[DATASET RECORDS — start]
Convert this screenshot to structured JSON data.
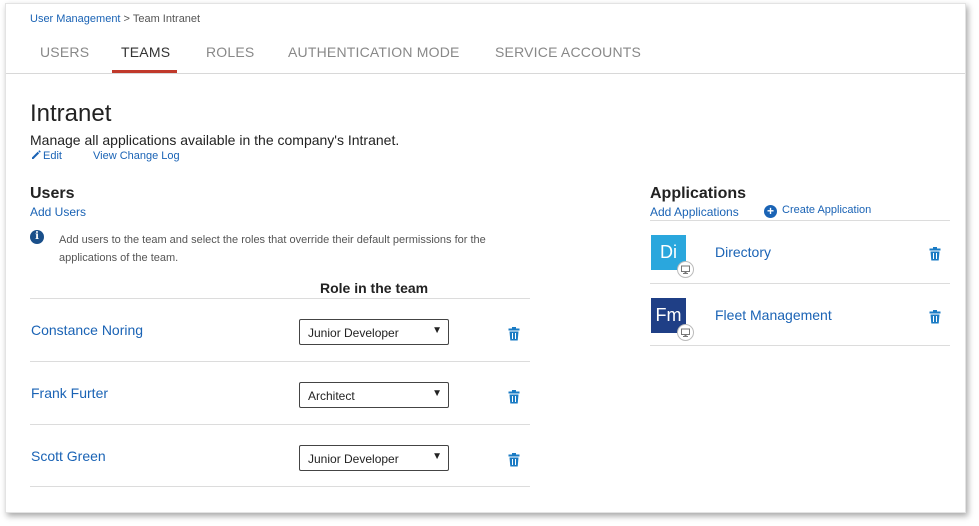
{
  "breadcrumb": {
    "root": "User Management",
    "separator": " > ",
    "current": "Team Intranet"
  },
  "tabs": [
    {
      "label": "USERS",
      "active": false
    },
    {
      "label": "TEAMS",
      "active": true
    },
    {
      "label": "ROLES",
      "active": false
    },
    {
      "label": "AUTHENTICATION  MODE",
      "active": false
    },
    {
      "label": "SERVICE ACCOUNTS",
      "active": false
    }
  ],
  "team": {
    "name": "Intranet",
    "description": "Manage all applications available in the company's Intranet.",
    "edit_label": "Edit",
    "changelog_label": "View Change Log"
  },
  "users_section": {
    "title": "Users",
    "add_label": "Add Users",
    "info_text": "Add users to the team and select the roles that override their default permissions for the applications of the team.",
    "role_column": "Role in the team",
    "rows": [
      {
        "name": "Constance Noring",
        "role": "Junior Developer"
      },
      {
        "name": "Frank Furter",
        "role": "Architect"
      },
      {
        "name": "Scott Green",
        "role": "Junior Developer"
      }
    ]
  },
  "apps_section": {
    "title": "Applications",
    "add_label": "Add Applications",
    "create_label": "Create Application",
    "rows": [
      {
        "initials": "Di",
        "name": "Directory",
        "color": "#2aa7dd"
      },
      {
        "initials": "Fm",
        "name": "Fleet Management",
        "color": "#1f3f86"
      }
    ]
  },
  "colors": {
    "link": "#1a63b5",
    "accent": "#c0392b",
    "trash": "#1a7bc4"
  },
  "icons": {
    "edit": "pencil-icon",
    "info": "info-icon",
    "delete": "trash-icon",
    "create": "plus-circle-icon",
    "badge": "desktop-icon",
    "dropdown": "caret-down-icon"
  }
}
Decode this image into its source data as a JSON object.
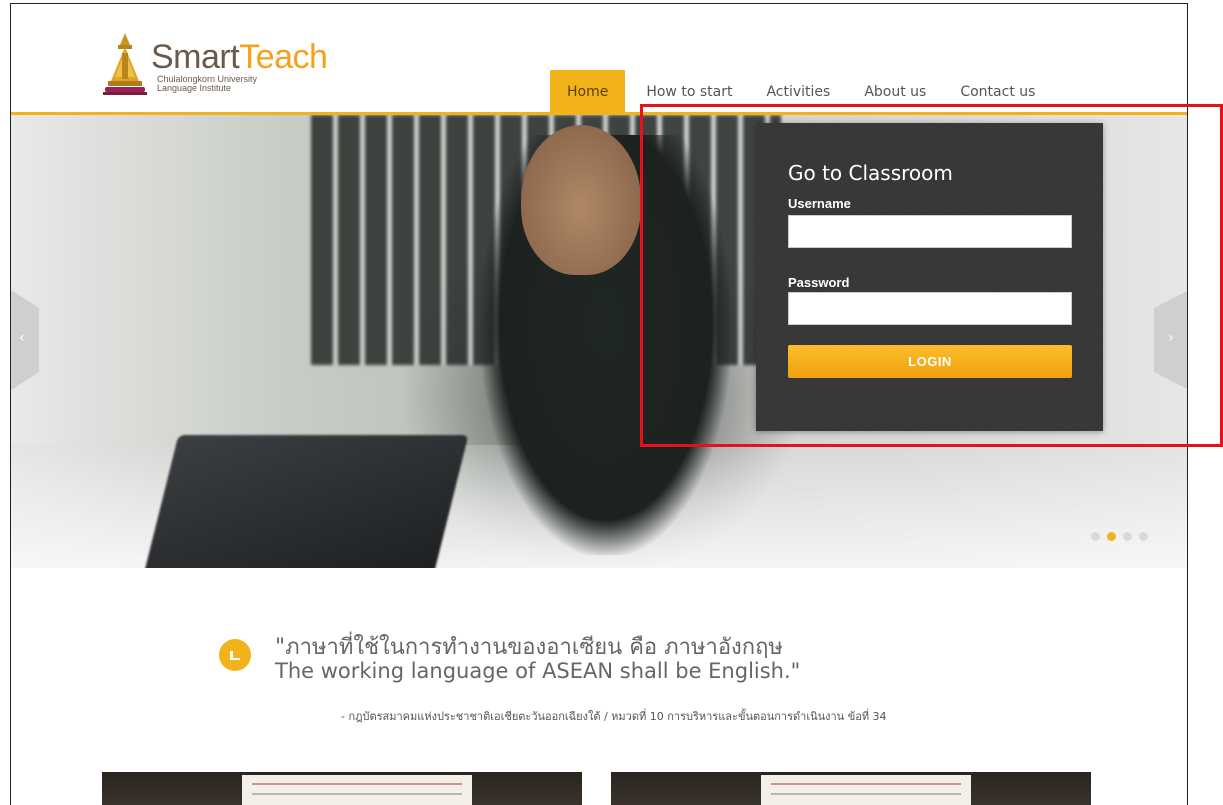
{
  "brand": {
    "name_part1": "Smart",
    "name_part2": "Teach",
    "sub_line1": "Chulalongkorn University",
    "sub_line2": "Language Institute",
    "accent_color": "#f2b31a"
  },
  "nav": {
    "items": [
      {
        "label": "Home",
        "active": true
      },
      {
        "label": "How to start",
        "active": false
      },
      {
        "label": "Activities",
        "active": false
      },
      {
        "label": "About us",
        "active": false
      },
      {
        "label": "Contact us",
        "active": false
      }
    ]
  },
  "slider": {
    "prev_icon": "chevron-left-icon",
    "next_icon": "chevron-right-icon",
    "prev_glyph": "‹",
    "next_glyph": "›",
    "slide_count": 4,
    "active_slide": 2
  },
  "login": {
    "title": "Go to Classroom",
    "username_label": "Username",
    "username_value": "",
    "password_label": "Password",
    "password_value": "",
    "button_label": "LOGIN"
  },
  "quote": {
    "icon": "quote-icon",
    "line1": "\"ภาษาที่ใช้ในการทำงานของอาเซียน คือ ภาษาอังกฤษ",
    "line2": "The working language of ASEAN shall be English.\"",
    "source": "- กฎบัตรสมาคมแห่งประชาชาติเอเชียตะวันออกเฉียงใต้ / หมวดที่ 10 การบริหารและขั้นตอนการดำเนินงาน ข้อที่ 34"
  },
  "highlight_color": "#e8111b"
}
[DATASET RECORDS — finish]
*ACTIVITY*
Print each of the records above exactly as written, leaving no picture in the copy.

*ANSWER TO THE PROBLEM*
Convert this screenshot to structured JSON data.
{
  "breadcrumb": {
    "root": "User Management",
    "separator": " > ",
    "current": "Team Intranet"
  },
  "tabs": [
    {
      "label": "USERS",
      "active": false
    },
    {
      "label": "TEAMS",
      "active": true
    },
    {
      "label": "ROLES",
      "active": false
    },
    {
      "label": "AUTHENTICATION  MODE",
      "active": false
    },
    {
      "label": "SERVICE ACCOUNTS",
      "active": false
    }
  ],
  "team": {
    "name": "Intranet",
    "description": "Manage all applications available in the company's Intranet.",
    "edit_label": "Edit",
    "changelog_label": "View Change Log"
  },
  "users_section": {
    "title": "Users",
    "add_label": "Add Users",
    "info_text": "Add users to the team and select the roles that override their default permissions for the applications of the team.",
    "role_column": "Role in the team",
    "rows": [
      {
        "name": "Constance Noring",
        "role": "Junior Developer"
      },
      {
        "name": "Frank Furter",
        "role": "Architect"
      },
      {
        "name": "Scott Green",
        "role": "Junior Developer"
      }
    ]
  },
  "apps_section": {
    "title": "Applications",
    "add_label": "Add Applications",
    "create_label": "Create Application",
    "rows": [
      {
        "initials": "Di",
        "name": "Directory",
        "color": "#2aa7dd"
      },
      {
        "initials": "Fm",
        "name": "Fleet Management",
        "color": "#1f3f86"
      }
    ]
  },
  "colors": {
    "link": "#1a63b5",
    "accent": "#c0392b",
    "trash": "#1a7bc4"
  },
  "icons": {
    "edit": "pencil-icon",
    "info": "info-icon",
    "delete": "trash-icon",
    "create": "plus-circle-icon",
    "badge": "desktop-icon",
    "dropdown": "caret-down-icon"
  }
}
Decode this image into its source data as a JSON object.
{
  "brand": {
    "name_part1": "Smart",
    "name_part2": "Teach",
    "sub_line1": "Chulalongkorn University",
    "sub_line2": "Language Institute",
    "accent_color": "#f2b31a"
  },
  "nav": {
    "items": [
      {
        "label": "Home",
        "active": true
      },
      {
        "label": "How to start",
        "active": false
      },
      {
        "label": "Activities",
        "active": false
      },
      {
        "label": "About us",
        "active": false
      },
      {
        "label": "Contact us",
        "active": false
      }
    ]
  },
  "slider": {
    "prev_icon": "chevron-left-icon",
    "next_icon": "chevron-right-icon",
    "prev_glyph": "‹",
    "next_glyph": "›",
    "slide_count": 4,
    "active_slide": 2
  },
  "login": {
    "title": "Go to Classroom",
    "username_label": "Username",
    "username_value": "",
    "password_label": "Password",
    "password_value": "",
    "button_label": "LOGIN"
  },
  "quote": {
    "icon": "quote-icon",
    "line1": "\"ภาษาที่ใช้ในการทำงานของอาเซียน คือ ภาษาอังกฤษ",
    "line2": "The working language of ASEAN shall be English.\"",
    "source": "- กฎบัตรสมาคมแห่งประชาชาติเอเชียตะวันออกเฉียงใต้ / หมวดที่ 10 การบริหารและขั้นตอนการดำเนินงาน ข้อที่ 34"
  },
  "highlight_color": "#e8111b"
}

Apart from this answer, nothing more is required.